Consider your talents and interests.
Now, those talents don't have to be at the most amazing level, but they do need to be something you're genuinely interested in and actually do. You don't want to go to university for however many years to study something you end up not liking because you really didn't have much experience with it prior.
Eventually, after lots of searching, I found the Creative Writing course at the University of Bedfordshire. Now the course sounded genuinely good (which it was, I loved every second of it), but it was also one of the few I found that was purely Creative Writing (at least in England where I wanted to study), and the entry requirements were something I could more than easily obtain. The reason I leant more towards studying that at university was because I wrote all the time. Weekends, after school, in my breaks, during study periods, and even while I was in class because I had this constant urge to write stories. My writing could have definitely been better, but it was decent enough, and I genuinely enjoyed doing it, so it simply made sense for me to make that choice to study Creative Writing at university.
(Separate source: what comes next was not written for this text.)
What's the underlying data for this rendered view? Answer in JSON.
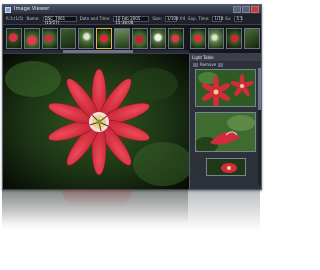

Ultimately, take your time, breathe, and pick what works best for you.
I know university is on a time crunch, more so depending on where you live in the world, but there is time. I personally applied and got accepted into university but deferred a year and took a gap year before I actually went. That decision was the best for me because it gave me a much-needed break from education. However, I could have easily taken the year and then applied for university. I've met plenty of people who waited years until they could figure out exactly what they wanted to do. I'm personally glad I went when I did, but each person has a different timeframe, just look into the pros and cons before really making that decision.
And when it comes to picking your degree, if you can, try to pick something you genuinely enjoy or are interested in. If you can, don't let anyone else make the decision for you, and unless you know the career you want to go into (or the general industry), then don't assign yourself to a few years of studying something you might end up struggling with because your heart isn't in it.
With that being said, if you're considering going to university, I hope you find out what works best for you!